I enjoy gardening although it seems that any more I have little time to devote to it. This article from Australia takes a common sense look at gardening in an urban setting and the impact on water usage.
Where to water
The inventor of permaculture is among those calling for backyard farmers to be freed from water restrictions. Katherine Kizilos reports.
IN A drought year, during an era of climate change, what does it mean to be a responsible gardener? Cactuses, paving and a sculpture near the barbecue? Or an old-fashioned vegie patch, fruit trees, herbs and a compost bin in the corner?
Some serious gardeners are now questioning the conventional wisdom that the best way to save water at a time of low rainfall is to put a clamp on the hose. While pushing the use of rainwater tanks and grey water, they also argue that growing fruit and vegetables at home is, in the words of David Holmgren, "the best thing you can be doing" for the environment.
Holmgren, with fellow Australian Bill Mollison, devised permaculture, a design system for sustainable living and land use.
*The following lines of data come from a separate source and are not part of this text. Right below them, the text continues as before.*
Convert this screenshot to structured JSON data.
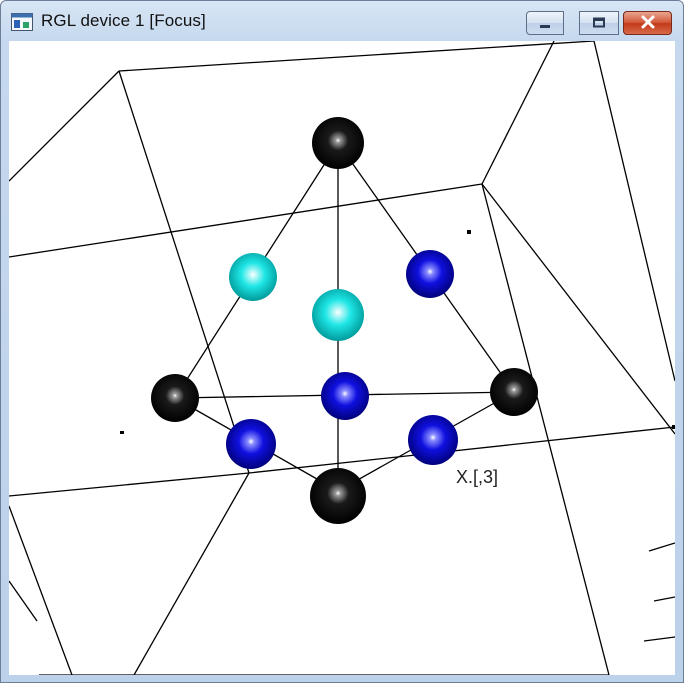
{
  "window": {
    "title": "RGL device 1 [Focus]",
    "app_icon": "rgl-window-icon",
    "controls": {
      "minimize_icon": "minimize-icon",
      "maximize_icon": "maximize-icon",
      "close_icon": "close-icon"
    }
  },
  "scene": {
    "axis_label": "X.[,3]",
    "sphere_colors": {
      "black": "#000000",
      "cyan": "#00e5e5",
      "blue": "#0000dd"
    }
  }
}
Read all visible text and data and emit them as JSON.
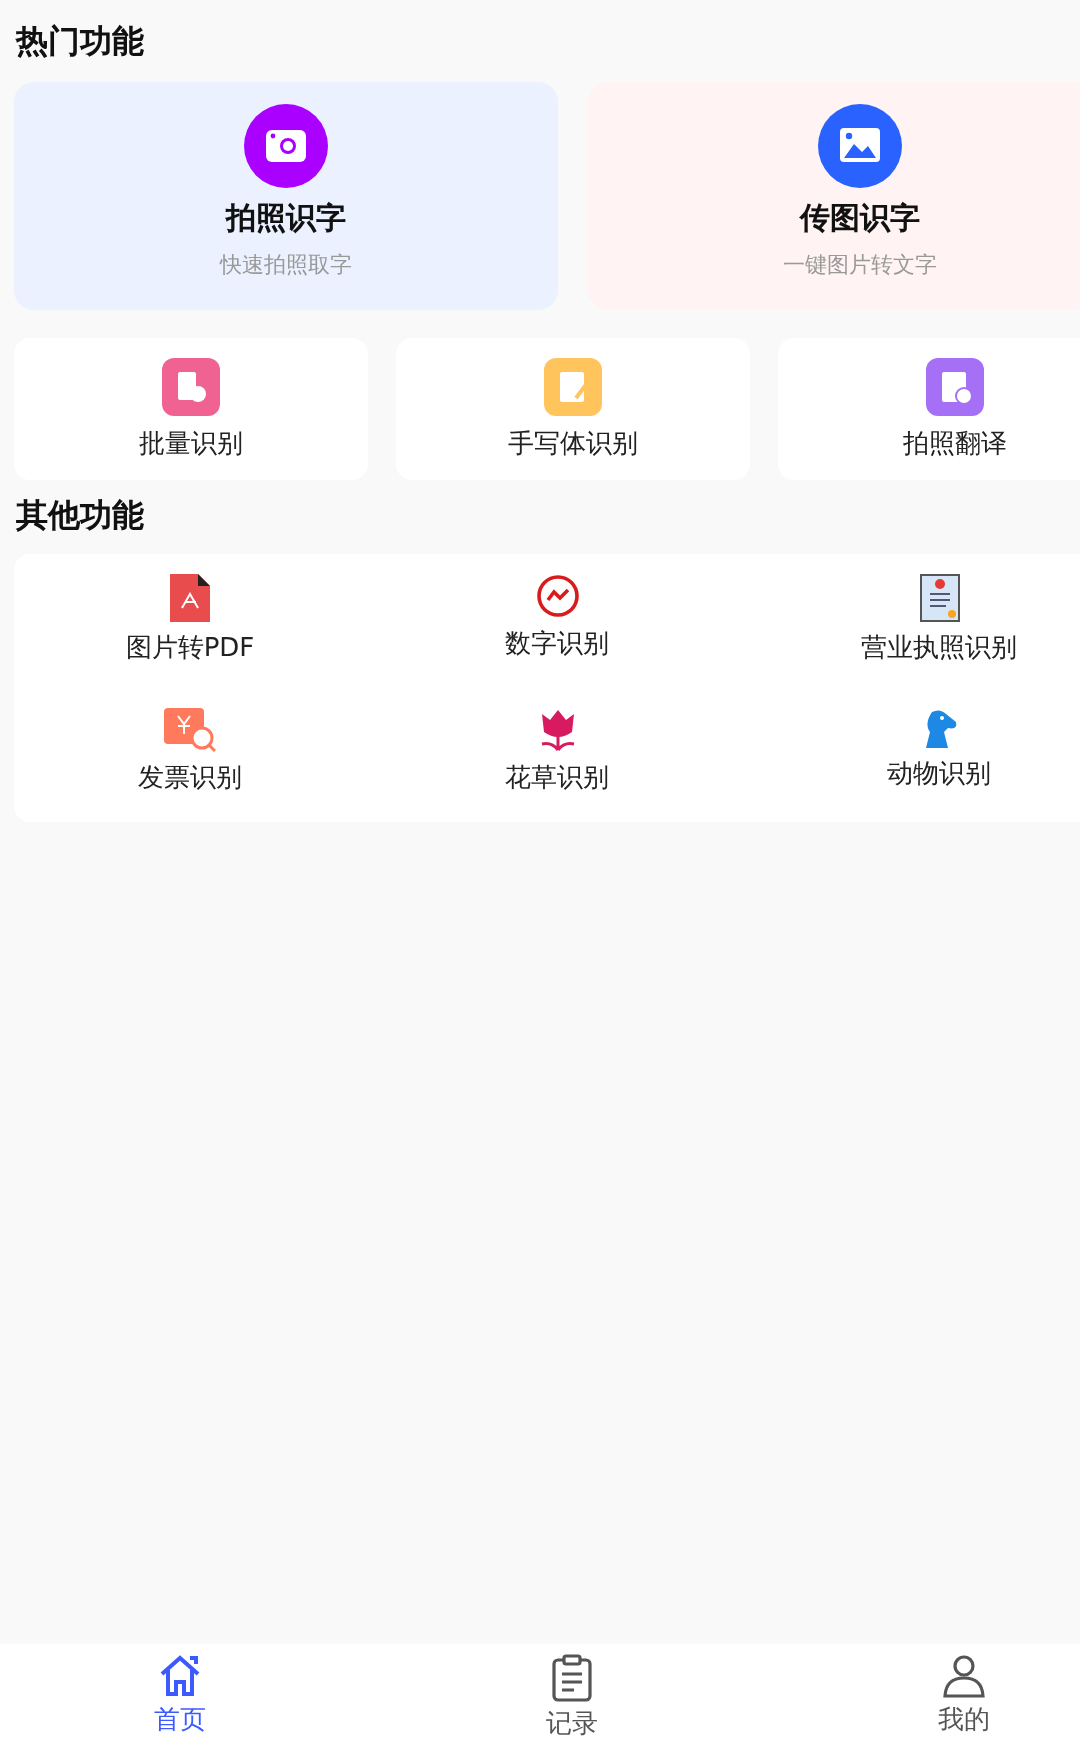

He puts his...(complete article here).
Water is becoming the number one issue for the world. The ideas espoused in this article may not fit the aesthetic sense of some, but the water and energy savings from these ideas could be significant if implemented broadly.